Too soon for me to answer this one.
Is it a good time to be a food critic here and is there anything challenging about being a food writer in this community?
Writing about food in the Bay Area is pretty much as gratifying as dining in the Bay Area: Given the breadth of the dining scene, the depth of talent, and our collective obsession with food, there are so many stories out there worth writing about. The so-called challenge–that the high-end dining scene is relatively small and rapaciously covered–means that anyone who looks beyond that scrum can see acres of open territory to explore.
What do you make of, if anything, the fact that most of the food critics in the area are men? There’s you, John Birdsall at CHOW, Josh Sens at San Francisco, and Luke Tsai at East Bay Express. Even in the Chronicle’s own announcement about your hiring it mentioned you coming on board alongside Michael Bauer, Jon Bonné, Paolo Lucchesi “and the rest of the Chronicle food staff.” This in a field–and a newspaper section–that is overwhelmingly female.
I’m not sure why the announcement was worded like that, considering the majority of my coworkers–superstars like Tara Duggan, Stacy Finz and Amanda Gold–are women, as are my bosses all the way up the editorial chain. Your own list omits Anna Roth, Christina Mueller, and Patricia Unterman — and those are just the critics. I’d agree that straight men are a growing presence in food-writing realms, but the lineup you mention seems more of a historical moment than a movement.
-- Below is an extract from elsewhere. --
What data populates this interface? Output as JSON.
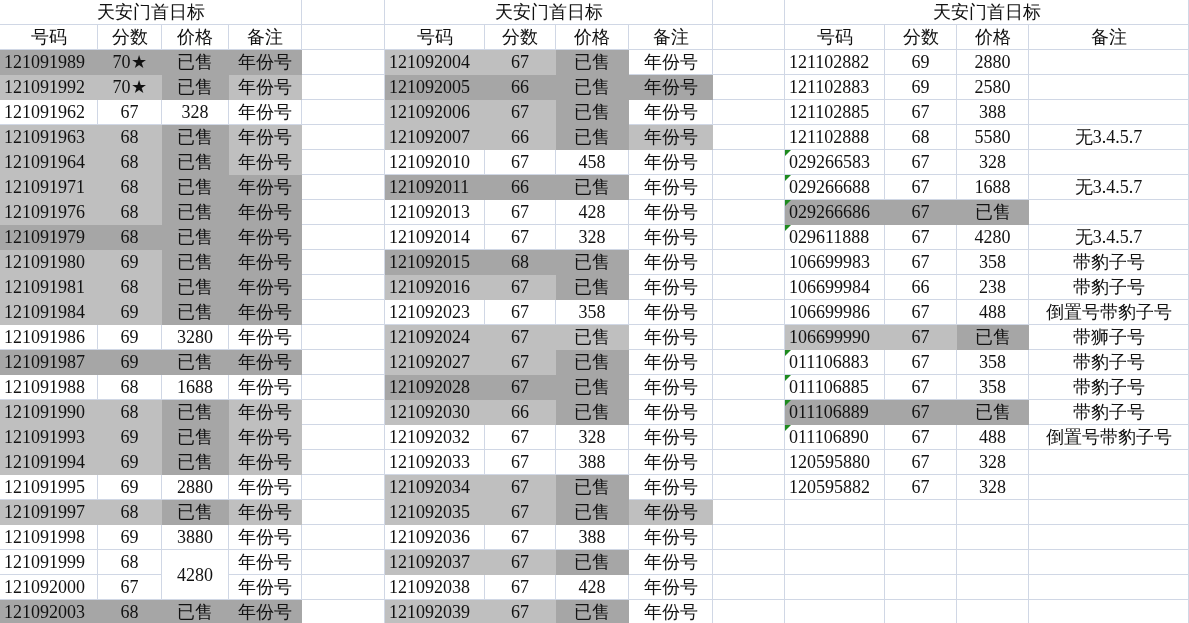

Now, if you wanted to talk about the Caucasian near-monopoly on food writing in the Bay Area, I think we could have a more interesting, and troubling, discussion.
What subjects in food writing are you so over?
So-and-so always loved his/her grandmother’s X. After working in corporate accounting for 10 years, he/she decided to follow his/her life’s passion. Now he/she makes tiny batches of X with scrupulously sourced ingredients and sells X for $27 an ounce. What really gets me is when the moral of the story is supposed to be that you, O reader, are a more ethical person if you buy X. No, you’re not! You’re just buying a luxury product with a good story. I fall for the pitch every effing time.
Can you describe your former life as a cook and how it informs your writing?
I worked in restaurants all through college, from dishwasher on up to line cook, and then cooked here for a number of restaurants in the 1990s, aka the era of Tower Food. I was a sous chef at a couple of restaurants that are no longer in business. When I was working as an anonymous restaurant critic, I thanked my years behind the stove every week for training my taste memory–that ability to recall and recreate what you made the night (or week) before. Working in a professional kitchen also taught me to dissect what I was tasting and identify what was right and wrong in terms of seasoning and texture. As I move more into reporting and narrative story-telling, I hope that that experience will be a source of empathy for the people whose stories I’m telling.
What haven’t we seen from you (yet) that may emerge once you settle in at the Chron?
Features! Have I missed writing features, which was a big part of my job at the East Bay Express and Seattle Weekly. My M.O. as a critic is writing about food as an aspect of culture, not just a sensory experience. Searching out peak flavor experiences is a huge part of my M.O., but at the same time, we food writers spend so much time focused on what tastes great that we neglect interesting food stories that don’t necessarily result in transcendent meals. Do Vietnamese Cajun crawfish boils, Chinese all-you-can-eat shabu-shabu houses, and food-truck sliders tell us something interesting about how we eat in the Bay Area? I’ve always thought so.
A visitor to San Francisco wants to know where to eat: What do you suggest and why?
First rule: They’d have to answer more questions. How much do you want to spend? What kinds of cuisines don’t you get to eat back home? How out-there do you like your food? I’m not going to send you to Benu if you really just want cracked crab at Swan Oyster Depot. Me: I want both.